The Church still hopes to transform the world, not merely deal with it.

Reese is probably right to say that more people flee the Church “through boredom than because of theology.” But in my opinion, he misjudges the source of that boredom. “If the preaching is dull, if the music does not move them, if they do not feel welcomed, then they are not going to come back,” he writes. “If the Mass is seen as something that the priest does, if the Scriptures are the domain of the clergy, if there is no sense of community, then why come?.... Catholicism must also be a lived experience that is relevant to the lives of the faithful.”

Again, it is not my impression that Catholics are now oppressed by priests who lord it over them or take sole possession of the Scriptures. Lay lectors and other ministries proliferate. Strenuous efforts by greeters try to create a sense of community. Still, the “lived experience” of the liturgy often does fall short.
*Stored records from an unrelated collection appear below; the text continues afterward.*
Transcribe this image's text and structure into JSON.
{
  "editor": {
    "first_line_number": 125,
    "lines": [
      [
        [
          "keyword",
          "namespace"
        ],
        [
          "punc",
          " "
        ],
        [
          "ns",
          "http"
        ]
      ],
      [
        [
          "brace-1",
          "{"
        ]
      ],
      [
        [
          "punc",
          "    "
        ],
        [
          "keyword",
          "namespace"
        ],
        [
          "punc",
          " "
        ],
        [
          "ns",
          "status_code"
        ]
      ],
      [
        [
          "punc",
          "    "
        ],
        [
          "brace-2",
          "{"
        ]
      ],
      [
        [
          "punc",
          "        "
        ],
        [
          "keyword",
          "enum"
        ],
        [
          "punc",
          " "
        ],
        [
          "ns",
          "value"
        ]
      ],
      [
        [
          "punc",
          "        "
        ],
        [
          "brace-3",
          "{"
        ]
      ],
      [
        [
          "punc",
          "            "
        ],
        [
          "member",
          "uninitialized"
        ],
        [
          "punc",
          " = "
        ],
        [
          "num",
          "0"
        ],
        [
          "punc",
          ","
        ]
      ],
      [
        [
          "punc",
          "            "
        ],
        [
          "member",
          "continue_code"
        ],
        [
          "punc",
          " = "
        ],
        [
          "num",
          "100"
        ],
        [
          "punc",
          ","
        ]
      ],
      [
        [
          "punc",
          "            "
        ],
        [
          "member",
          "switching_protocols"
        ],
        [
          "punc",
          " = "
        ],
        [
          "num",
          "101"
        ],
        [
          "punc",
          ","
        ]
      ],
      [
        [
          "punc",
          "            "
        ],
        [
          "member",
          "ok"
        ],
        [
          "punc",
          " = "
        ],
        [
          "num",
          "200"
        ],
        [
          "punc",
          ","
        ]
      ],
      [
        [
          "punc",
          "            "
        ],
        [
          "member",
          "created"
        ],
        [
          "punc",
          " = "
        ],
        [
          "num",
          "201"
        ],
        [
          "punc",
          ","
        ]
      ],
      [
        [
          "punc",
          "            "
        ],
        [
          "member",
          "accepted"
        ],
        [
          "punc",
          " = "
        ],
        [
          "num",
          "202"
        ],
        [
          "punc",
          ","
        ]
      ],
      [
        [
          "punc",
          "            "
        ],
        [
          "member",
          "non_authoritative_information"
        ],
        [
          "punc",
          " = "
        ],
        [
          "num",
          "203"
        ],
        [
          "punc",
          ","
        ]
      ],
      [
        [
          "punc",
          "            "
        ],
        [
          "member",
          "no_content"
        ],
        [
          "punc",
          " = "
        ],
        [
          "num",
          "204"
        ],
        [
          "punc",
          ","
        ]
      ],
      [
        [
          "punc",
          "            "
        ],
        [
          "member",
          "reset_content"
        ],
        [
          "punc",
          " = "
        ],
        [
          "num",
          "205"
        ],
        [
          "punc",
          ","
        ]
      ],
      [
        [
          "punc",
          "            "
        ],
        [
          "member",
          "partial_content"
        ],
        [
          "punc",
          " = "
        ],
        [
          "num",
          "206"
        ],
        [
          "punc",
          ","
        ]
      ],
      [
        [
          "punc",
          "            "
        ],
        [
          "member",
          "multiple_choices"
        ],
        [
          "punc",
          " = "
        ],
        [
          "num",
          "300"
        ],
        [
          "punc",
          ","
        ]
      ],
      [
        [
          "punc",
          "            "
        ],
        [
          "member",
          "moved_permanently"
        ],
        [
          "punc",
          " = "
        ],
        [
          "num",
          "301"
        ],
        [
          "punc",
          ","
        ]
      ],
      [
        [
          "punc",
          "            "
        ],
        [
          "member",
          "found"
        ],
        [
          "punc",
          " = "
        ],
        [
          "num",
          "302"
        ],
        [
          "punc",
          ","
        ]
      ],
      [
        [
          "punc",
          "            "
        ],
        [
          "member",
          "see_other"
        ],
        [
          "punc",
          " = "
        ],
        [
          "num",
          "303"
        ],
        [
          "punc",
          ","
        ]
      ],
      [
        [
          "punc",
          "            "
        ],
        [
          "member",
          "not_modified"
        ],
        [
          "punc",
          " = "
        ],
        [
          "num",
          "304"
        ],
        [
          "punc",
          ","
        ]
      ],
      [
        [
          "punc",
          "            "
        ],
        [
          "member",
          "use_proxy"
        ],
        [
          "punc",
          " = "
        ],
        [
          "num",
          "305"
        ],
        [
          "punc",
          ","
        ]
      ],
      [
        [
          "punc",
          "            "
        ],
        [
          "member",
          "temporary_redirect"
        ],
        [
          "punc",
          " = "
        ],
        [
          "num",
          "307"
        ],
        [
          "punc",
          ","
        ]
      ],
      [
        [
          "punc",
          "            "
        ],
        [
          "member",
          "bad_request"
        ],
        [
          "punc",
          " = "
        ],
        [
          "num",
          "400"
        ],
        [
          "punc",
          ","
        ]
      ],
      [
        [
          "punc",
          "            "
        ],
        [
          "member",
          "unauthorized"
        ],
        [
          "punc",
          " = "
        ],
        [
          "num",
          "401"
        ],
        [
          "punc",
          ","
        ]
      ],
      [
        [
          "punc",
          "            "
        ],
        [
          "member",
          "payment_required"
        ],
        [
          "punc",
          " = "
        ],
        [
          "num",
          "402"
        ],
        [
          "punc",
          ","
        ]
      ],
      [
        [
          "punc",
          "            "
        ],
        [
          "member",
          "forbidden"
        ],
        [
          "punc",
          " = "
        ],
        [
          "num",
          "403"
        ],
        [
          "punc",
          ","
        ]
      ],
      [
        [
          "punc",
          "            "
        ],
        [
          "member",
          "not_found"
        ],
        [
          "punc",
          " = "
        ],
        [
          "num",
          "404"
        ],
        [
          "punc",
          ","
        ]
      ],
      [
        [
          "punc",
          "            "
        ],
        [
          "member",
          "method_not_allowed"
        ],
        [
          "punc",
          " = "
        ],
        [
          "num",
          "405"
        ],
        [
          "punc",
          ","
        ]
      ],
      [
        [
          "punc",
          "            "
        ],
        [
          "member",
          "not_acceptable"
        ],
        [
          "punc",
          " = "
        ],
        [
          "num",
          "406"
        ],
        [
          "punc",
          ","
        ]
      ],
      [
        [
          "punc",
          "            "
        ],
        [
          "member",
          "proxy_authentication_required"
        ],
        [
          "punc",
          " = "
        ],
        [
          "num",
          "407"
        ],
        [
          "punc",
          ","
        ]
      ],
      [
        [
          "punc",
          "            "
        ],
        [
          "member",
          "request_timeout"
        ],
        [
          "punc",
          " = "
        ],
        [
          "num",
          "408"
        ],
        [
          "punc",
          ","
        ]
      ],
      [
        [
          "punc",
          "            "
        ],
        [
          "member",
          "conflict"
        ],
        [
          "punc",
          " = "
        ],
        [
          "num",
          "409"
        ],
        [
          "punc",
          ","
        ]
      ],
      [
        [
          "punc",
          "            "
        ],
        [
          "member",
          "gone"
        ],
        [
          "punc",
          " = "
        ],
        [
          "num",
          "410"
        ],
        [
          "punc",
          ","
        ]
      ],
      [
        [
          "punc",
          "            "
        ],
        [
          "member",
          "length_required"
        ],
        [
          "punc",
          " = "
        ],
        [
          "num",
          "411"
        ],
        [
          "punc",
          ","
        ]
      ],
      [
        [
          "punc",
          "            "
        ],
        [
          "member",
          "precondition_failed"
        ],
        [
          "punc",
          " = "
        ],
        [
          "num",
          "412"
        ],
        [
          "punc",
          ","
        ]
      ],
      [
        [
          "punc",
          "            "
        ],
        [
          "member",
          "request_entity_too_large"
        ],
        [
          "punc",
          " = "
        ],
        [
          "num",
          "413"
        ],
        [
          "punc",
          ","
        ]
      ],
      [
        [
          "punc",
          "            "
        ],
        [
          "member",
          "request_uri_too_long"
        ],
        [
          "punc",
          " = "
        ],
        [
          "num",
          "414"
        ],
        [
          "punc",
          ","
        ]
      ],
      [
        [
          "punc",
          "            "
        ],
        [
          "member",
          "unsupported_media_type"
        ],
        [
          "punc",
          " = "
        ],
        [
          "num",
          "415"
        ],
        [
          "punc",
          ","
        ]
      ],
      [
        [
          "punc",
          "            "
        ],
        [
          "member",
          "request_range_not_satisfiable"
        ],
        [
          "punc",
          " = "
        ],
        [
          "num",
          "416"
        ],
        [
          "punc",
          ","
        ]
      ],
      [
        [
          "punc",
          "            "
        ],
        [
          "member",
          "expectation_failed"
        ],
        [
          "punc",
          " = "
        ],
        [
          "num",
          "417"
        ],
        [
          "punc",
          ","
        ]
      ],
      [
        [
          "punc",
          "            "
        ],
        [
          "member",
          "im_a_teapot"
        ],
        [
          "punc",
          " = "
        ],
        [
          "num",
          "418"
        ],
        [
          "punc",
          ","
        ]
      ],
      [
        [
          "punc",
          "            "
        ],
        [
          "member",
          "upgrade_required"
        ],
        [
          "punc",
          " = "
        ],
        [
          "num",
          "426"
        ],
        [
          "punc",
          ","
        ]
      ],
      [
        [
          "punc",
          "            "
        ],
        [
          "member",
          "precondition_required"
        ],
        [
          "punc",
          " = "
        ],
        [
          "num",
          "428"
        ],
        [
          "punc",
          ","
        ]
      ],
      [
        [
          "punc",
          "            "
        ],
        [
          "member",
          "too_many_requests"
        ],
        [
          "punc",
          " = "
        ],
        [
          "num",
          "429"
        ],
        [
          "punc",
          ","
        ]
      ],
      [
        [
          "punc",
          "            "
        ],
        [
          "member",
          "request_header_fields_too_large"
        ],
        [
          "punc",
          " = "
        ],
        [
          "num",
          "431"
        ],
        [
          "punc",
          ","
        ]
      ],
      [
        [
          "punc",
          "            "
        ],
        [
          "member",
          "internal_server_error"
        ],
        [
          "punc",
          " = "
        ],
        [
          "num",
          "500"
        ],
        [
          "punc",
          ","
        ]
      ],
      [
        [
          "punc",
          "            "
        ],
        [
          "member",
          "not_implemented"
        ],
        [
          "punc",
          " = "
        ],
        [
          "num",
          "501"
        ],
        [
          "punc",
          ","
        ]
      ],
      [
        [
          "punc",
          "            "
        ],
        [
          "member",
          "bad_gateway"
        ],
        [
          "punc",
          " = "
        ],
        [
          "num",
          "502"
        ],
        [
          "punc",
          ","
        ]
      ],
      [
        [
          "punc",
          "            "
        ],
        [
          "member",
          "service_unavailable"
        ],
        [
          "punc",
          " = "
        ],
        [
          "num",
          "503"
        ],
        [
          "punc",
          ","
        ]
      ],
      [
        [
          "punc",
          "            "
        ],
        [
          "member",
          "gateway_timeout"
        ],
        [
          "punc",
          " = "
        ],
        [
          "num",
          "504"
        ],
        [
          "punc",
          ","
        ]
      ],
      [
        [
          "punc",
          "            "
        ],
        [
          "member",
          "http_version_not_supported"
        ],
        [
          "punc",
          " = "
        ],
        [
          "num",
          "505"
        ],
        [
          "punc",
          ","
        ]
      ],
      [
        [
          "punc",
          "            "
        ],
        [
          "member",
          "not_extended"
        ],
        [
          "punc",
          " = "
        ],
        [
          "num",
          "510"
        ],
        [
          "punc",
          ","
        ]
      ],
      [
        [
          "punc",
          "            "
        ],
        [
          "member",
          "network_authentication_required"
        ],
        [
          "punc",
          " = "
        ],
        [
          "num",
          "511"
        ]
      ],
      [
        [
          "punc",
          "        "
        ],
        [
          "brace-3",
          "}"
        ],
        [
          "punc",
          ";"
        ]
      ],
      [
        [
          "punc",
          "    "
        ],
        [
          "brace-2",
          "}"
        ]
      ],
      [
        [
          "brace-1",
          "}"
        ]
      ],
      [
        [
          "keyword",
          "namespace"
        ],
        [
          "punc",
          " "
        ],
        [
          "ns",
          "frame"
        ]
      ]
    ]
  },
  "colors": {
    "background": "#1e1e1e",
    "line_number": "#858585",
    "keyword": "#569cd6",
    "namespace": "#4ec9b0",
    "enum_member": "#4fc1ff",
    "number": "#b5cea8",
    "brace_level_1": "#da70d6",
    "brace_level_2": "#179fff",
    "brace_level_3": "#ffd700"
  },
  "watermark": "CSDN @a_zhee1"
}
How might this be remedied? In the future, Reese writes, “don’t invite the theologians” to any discussion of how to fix things. Instead, “invite sociologists, psychologists, artists, musicians and the people who have left the Church.”

That analysis puts the cart before the horse. Theologians are not the sole solution to the Church’s problems, but it is a mistake to think that setting aside theology or doctrine is the answer. In too many churches “theology” already takes a back seat to largely futile efforts at “community” building. Yet if what the Church makes palpable and accessible about God in the liturgy is of secondary importance, it is hard to imagine why the Church exists in the first place. As the liturgist Aidan Kavanagh OSB wrote many years ago, “Why should people go to such a liturgy in order to be affirmed in values that are at least as well celebrated elsewhere?”

By all means, let’s improve the preaching and especially the music. But I suspect that the advice of sociologists, psychologists, and especially those who have left the Church will do little more than mirror the current therapeutic, materialistic, and this-worldly preoccupations of secular culture. Such a move would not only accept the reality of what Reese calls the cultural “weather”; it would open the Church’s doors and let a hurricane of nontheological distractions blow through. The Church still hopes to transform the world, not merely deal with it.

If you don’t want people to be bored, give them something they can’t find outside of Church. That something is what Karl Barth called the “strange new world within the Bible.” Try the Incarnation, the Resurrection, and the seeming impossibility of the Afterlife. As Kavanagh wrote, the “fundamental sacramental reality at the core of the rite” does not produce “direct causal results on complex and long-term social problems.” Rather, the liturgy’s task is to cultivate “a spirit of adoration in leading a life toward God,” one that puts the “assembly in a condition to stand before God in a radical act of obedience to him for the life of the world.” The expertise of psychologists and sociologists is largely irrelevant to that task. Yes, the Church should be a welcoming community, but it must be a community that emphatically looks beyond the things of this world in order to properly value them. The Church’s primary concern should not be to relieve my boredom, and I don’t need it to confirm my worldly obsessions. I need it to challenge them.

Paul Baumann is Commonweal’s senior writer.

Also by this author
Detachment Plan

Please email comments to [email protected] and join the conversation on our Facebook page.

Must Reads

Politics
Culture
Books